Many of my tools live in this hanging bag and are easily moved

The guest bed is completely built in and covers some mechanical spaces underneath. Behind the drawers where I store scraps and orphan blocks, it opens up into an oddly shaped, pointy bilge where the bow thruster is installed. The thruster is a pair of small, high speed propellers that help move the bow from side to side during slow speed maneuvers like tying up to a dock. 

Nicki asked: Where's the farthest you've been from the states?  

The boat is somewhere behind me in the turquoise waters

We cruised past the Bahamas all the way to Turks and Caicos. It was really beautiful!

Kate asked:  Did you have all of this worked out when you first started living on the boat or did you gradually figure out how to navigate life without a permanent abode? 

Before we moved onto the boat, we lived for nine years full time in a motorhome. Many of the logistics are the same for things like receiving mail, conserving water, and creating our own electricity. There were approximately a million people living as full-time RVers when we started 16 years ago, so we did a lot of research and picked a lot of brains back then. The traveling community is very helpful and friendly! There seem to be fewer full time live aboard boaters, though, so I'm glad we started by RVing first.

We lived in this double decker bus for almost a decade

However, apparently we chose our homes in the incorrect order. You're supposed to start on a boat. The sequence is: Sailboat, Motorboat, Motorhome, Nursing home, Funeral home. Since we're going backwards, maybe we'll end up in kindergarten instead. Travel does keep you young!
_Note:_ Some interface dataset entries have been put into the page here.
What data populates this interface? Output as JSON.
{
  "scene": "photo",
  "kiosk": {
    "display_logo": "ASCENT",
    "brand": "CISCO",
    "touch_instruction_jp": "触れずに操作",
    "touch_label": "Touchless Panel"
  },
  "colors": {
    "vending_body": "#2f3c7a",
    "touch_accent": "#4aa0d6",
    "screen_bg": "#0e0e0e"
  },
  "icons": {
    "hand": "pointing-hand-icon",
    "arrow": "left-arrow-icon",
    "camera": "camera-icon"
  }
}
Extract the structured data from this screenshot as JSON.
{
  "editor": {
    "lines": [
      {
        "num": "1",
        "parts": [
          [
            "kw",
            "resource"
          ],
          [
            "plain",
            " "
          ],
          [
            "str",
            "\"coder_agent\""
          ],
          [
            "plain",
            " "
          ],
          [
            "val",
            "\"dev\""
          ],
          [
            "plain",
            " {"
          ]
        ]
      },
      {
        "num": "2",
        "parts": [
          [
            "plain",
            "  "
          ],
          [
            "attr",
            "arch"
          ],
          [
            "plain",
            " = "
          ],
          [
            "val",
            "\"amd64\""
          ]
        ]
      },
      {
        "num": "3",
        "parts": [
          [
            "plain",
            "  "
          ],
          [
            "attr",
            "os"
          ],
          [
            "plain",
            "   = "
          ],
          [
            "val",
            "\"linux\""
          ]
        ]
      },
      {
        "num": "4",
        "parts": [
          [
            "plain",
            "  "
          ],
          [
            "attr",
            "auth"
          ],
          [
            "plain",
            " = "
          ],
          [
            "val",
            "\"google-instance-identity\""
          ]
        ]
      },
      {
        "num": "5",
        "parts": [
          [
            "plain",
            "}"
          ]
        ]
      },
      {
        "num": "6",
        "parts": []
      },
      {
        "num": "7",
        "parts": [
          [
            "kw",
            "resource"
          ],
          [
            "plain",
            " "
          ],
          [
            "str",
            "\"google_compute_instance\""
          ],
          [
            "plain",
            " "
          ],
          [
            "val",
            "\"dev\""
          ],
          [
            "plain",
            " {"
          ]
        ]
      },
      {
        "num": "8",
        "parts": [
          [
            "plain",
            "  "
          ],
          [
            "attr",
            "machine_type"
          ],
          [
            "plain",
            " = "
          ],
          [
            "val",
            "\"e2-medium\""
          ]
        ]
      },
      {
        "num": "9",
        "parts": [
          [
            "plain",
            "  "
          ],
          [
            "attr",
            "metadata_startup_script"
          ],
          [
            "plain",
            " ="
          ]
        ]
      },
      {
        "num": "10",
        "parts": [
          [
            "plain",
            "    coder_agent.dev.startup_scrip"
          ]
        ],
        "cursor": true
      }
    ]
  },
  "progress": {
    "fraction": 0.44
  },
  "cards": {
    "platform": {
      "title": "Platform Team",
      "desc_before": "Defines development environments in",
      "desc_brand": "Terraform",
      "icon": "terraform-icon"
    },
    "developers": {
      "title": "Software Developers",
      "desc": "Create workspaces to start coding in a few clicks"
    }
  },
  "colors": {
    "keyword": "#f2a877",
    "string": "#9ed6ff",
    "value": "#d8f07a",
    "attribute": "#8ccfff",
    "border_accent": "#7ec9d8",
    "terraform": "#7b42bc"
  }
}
These were all such super questions! Thanks for all your interest in our oddball lifestyle. If you are curious about anything else, feel free to ask in the comments.